John Lewis enlisted in April 1915 and joined the Regiment at Imbros on 2nd January 1916 when the Battalion had left after Gallipoli, going to Egypt then to France. He served with William Anderson from the day he joined the Battalion.
John Lewis was charged with when on active service ‘Desertion’. John Lewis was initially to be tried together with William Anderson, but on 28th April 1917 a new trial for Lewis was ordered. A prosecution witness at his trial gave evidence that Lewis was with a party of 25 detailed to serve with the 88th Company Royal Engineers in the line at Mouquet Farm on 9th September 1916. On 28th September a senior NCO reported to 2nd Lieutenant in charge of the detail that Lewis could not be found and was not seen leaving the trenches.
13481 Sgt. J. Richards 5th Dorsetshire Battalion testified that no leave warrants to England had been issued between September 1916 and 1917. None of the prosecution witnesses were cross examined.
John Lewis together with William Anderson did make his way to England and in December 1916 he was arrested in Folkestone, this was reported in the local paper when he appeared before the magistrate. He was using the alias ‘Thomas William Jones’. He had already been before the same court the week previous under his false name charged with wearing military uniform without authority. He had been remanded while inquiries were made, this was when it was found he was a deserter. Joanne Lewis from Barking testified that he was her brother and that she had seen letters from the front and a letter three weeks ago reporting he was missing. John Lewis said he liked the army and could not remember anything about deserting.
At his trial John Lewis defence was that he could not remember anything about being absent from the trenches. He said he had roamed about Fuchevillers and a town officer offered him some tea. He was sent to Toutencourt where he worked for two or more months for the APM, living with some state Territorials. He said an officer sent him to Boulogne where he was handed to two gunners going on leave and from there handed to the police in Folkestone. The magistrate sent him to the Depot in Dorchester.
On cross examination Lewis said he had lost his ID discs and didn’t know where his pay book is.
John Lewis was found guilty of desertion. A senior officer recommended that the death penalty be carried out.” It was the opinion that this crime was deliberately committed with the sole object of avoiding the particular service involved”.

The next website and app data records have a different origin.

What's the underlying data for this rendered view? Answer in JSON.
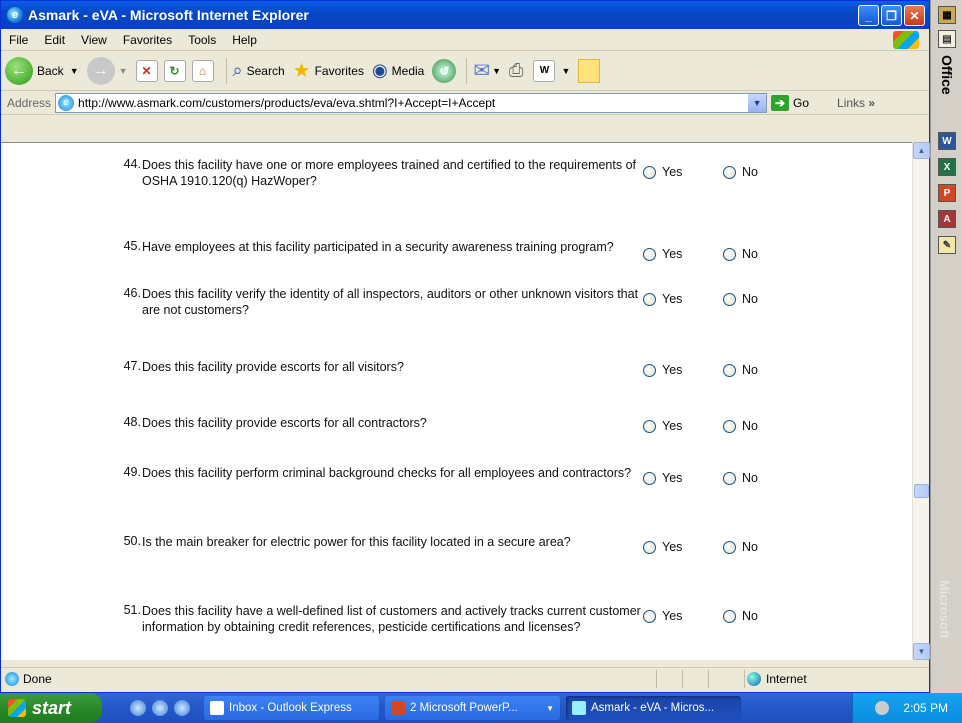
{
  "window": {
    "title": "Asmark - eVA - Microsoft Internet Explorer"
  },
  "menu": [
    "File",
    "Edit",
    "View",
    "Favorites",
    "Tools",
    "Help"
  ],
  "toolbar": {
    "back": "Back",
    "search": "Search",
    "favorites": "Favorites",
    "media": "Media"
  },
  "address": {
    "label": "Address",
    "url": "http://www.asmark.com/customers/products/eva/eva.shtml?I+Accept=I+Accept",
    "go": "Go",
    "links": "Links"
  },
  "answers": {
    "yes": "Yes",
    "no": "No"
  },
  "questions": [
    {
      "num": "44.",
      "text": "Does this facility have one or more employees trained and certified to the requirements of OSHA 1910.120(q) HazWoper?"
    },
    {
      "num": "45.",
      "text": "Have employees at this facility participated in a security awareness training program?"
    },
    {
      "num": "46.",
      "text": "Does this facility verify the identity of all inspectors, auditors or other unknown visitors that are not customers?"
    },
    {
      "num": "47.",
      "text": "Does this facility provide escorts for all visitors?"
    },
    {
      "num": "48.",
      "text": "Does this facility provide escorts for all contractors?"
    },
    {
      "num": "49.",
      "text": "Does this facility perform criminal background checks for all employees and contractors?"
    },
    {
      "num": "50.",
      "text": "Is the main breaker for electric power for this facility located in a secure area?"
    },
    {
      "num": "51.",
      "text": "Does this facility have a well-defined list of customers and actively tracks current customer information by obtaining credit references, pesticide certifications and licenses?"
    }
  ],
  "status": {
    "text": "Done",
    "zone": "Internet"
  },
  "officebar": {
    "title": "Office",
    "brand": "Microsoft"
  },
  "taskbar": {
    "start": "start",
    "tasks": [
      "Inbox - Outlook Express",
      "2 Microsoft PowerP...",
      "Asmark - eVA - Micros..."
    ],
    "clock": "2:05 PM"
  }
}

John Lewis was shot by firing squad on 19th April 1917. He is buried in Forceville Communal Cemetery.
It should be noted that Major General A.B Richie 11th Division said he could see no reason for the sentence being carried out in both cases of Anderson and Lewis and commutation was recommended.
By Jane Mills, Researcher at the Keep Military Museum